  • Synchronized Switching: Precisely timed incubation swaps | syn·chro·nized switch·ing
T Words
  • T.H.E: The Eagle Way | t·h·e
  • Tail Wiggle-Waggle: What is that thing? It’s my tail! Eagle tail feathers don’t begin pushing out until the eaglets are around 30 days of age. They sometimes seem to be a surprise! | tail wig·gle wag·gle
  • The Beakerson’s: An affectionate term of endearment given to Mom & Dad during their occasional spats | the beak·er·sons
  • Tippytalon: Eaglets en pointe like feathered ballerinas…or maybe circus clowns! | tip·py·talon
  • Tweagles: Teen eagles – a little awkward and always hungry! If they aren’t raiding the pantree for nestovers, they might be wingercizing or sprawling around the nest | tweagles
  • Tweed Overcoats, aka Flannel Pajamas: An eaglet’s grey woolly thermal down replaces the white dandelion fluff they hatch with. Tweaglehood is not far behind! | tweed over·coats
  • Tween Preen: Nibbling at and scratching the keratin sheaths that cover a tweaglet’s emerging flight and tail feathers |  tween preen
U and W Words
  • U.F.O: Unidentified food object | u·f·o
  • Whackdown: Wingwhack wrestling takedown! | whack·down
  • Whatta: The best way to start a sentence! | what·ta
  • Wilson: Okay, you kind of had to be there. It was a long, uneventful day in Decorah back in 2011: the kind of day that makes everyone fidgety. Like the volleyball in the Tom Hanks film Castaway, a lone rootball – Wilson – somehow became everyone’s friend and companion absent the usual eagle hijinks! | wil·son
  • Windterruption: A high wind day that causes the eee’s to lay low…and us to desert any trees we are working in. I’ve been up in high wind and I have a hard time watching this video, even though nothing goes wrong: | wind·ter·rup·tion
  • Wingercizing: Vigorous wing flapping that builds flight muscles and skills | wing·er·ciz·ing
  • Wingertainment: Excellent wingercizing wingertains us eagleholics! | wing·er·tain·ment
  • Wing Smackdown: Exuberant eaglet wingercizing that results in a sibling takedown | wing smack·down
  • Wing Whack:  Accidentally hitting siblings with your long, stretched wing | wing whack
  • Wonderstruck: The overwhelming feeling of watching the eagles: looking into the nest and seeing something of yourself looking back at you | wonder·struck

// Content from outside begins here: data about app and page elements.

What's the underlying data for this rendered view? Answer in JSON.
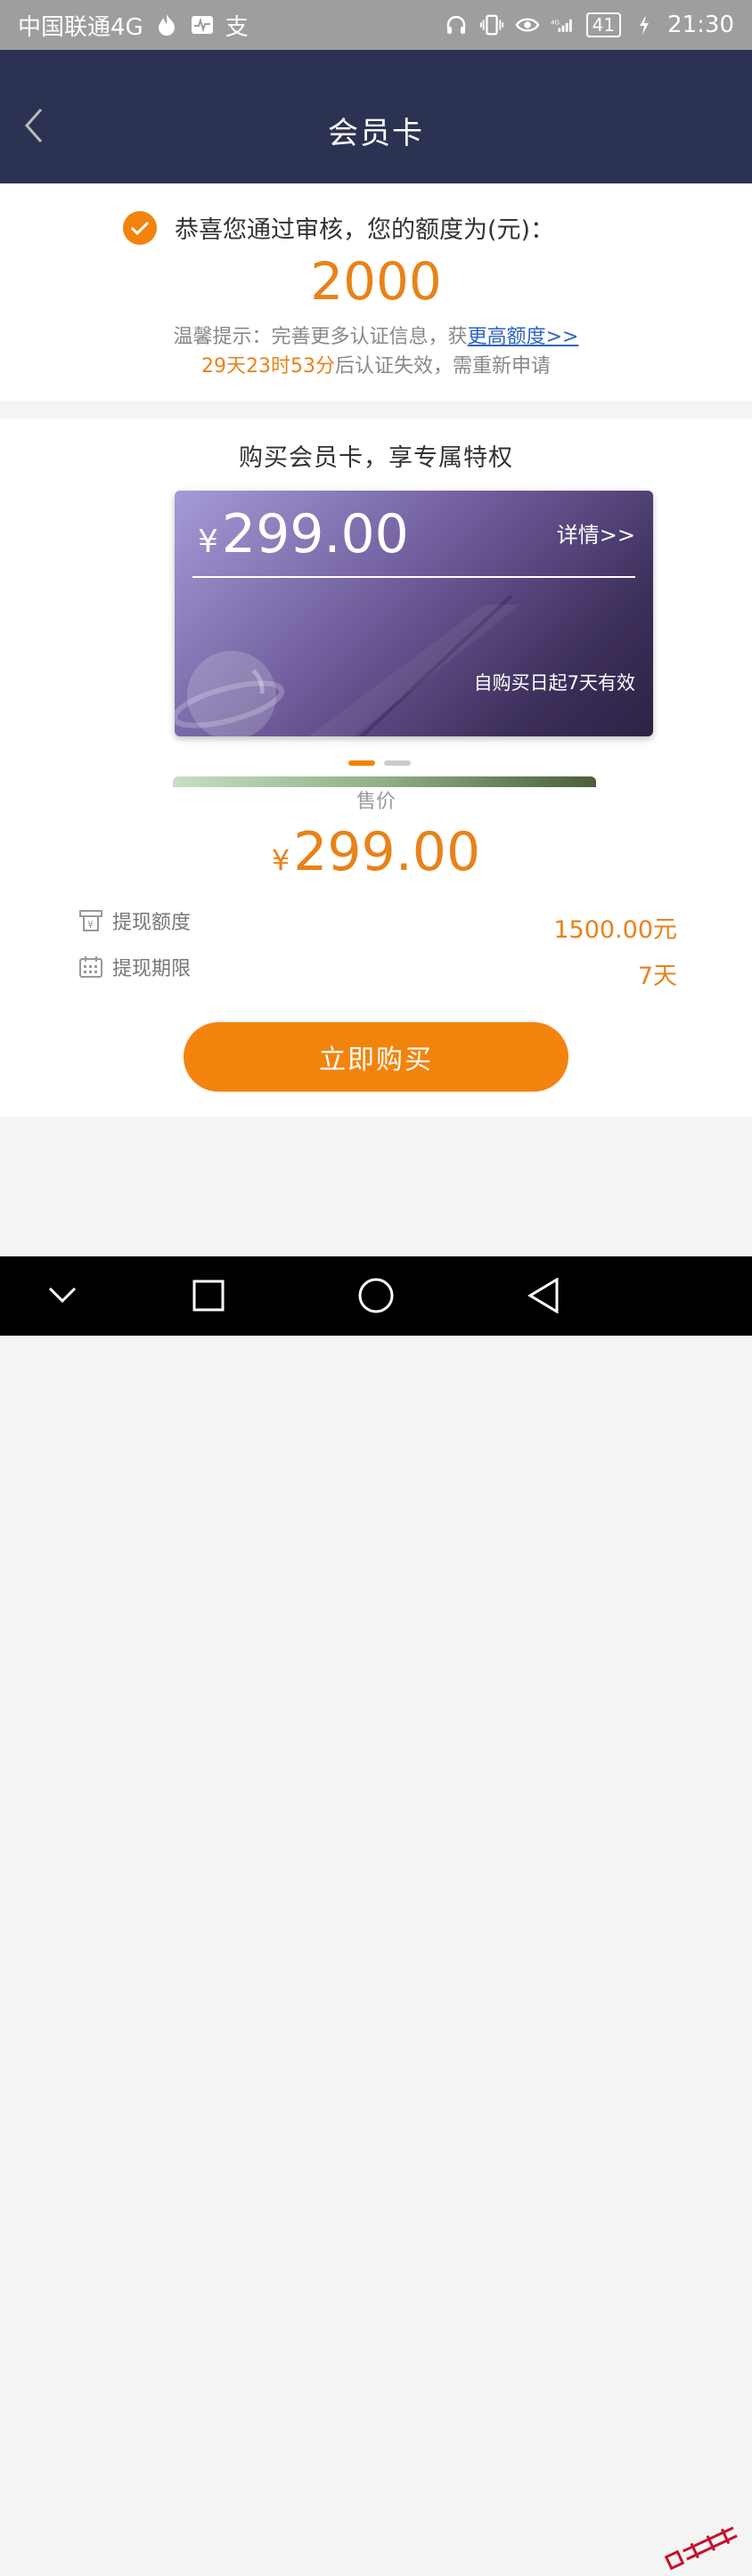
{
  "status_bar": {
    "carrier": "中国联通4G",
    "alipay_glyph": "支",
    "battery": "41",
    "time": "21:30"
  },
  "header": {
    "title": "会员卡"
  },
  "approval": {
    "message": "恭喜您通过审核，您的额度为(元)：",
    "amount": "2000",
    "tip_prefix": "温馨提示：完善更多认证信息，获",
    "tip_link": "更高额度>>",
    "countdown": "29天23时53分",
    "expiry_suffix": "后认证失效，需重新申请"
  },
  "purchase": {
    "title": "购买会员卡，享专属特权",
    "card": {
      "currency": "¥",
      "price": "299.00",
      "detail_link": "详情>>",
      "validity": "自购买日起7天有效"
    },
    "carousel": {
      "total": 2,
      "active_index": 0
    },
    "sale_label": "售价",
    "sale_currency": "¥",
    "sale_price": "299.00",
    "info": [
      {
        "label": "提现额度",
        "value": "1500.00元",
        "icon": "atm-icon"
      },
      {
        "label": "提现期限",
        "value": "7天",
        "icon": "calendar-icon"
      }
    ],
    "buy_button": "立即购买"
  },
  "colors": {
    "accent": "#f2840e",
    "header_bg": "#2c3352",
    "link": "#2f63c2"
  }
}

Where did I learn about the use of raptor as a term for a bird of prey? My first searches returned extremely low-quality information: everyone had the same date, but no one had a citation. Nope! I eventually found this excellent resource, which was full of helpful information and excellently cited. If you enjoy learning about the history of words, this paper is for you!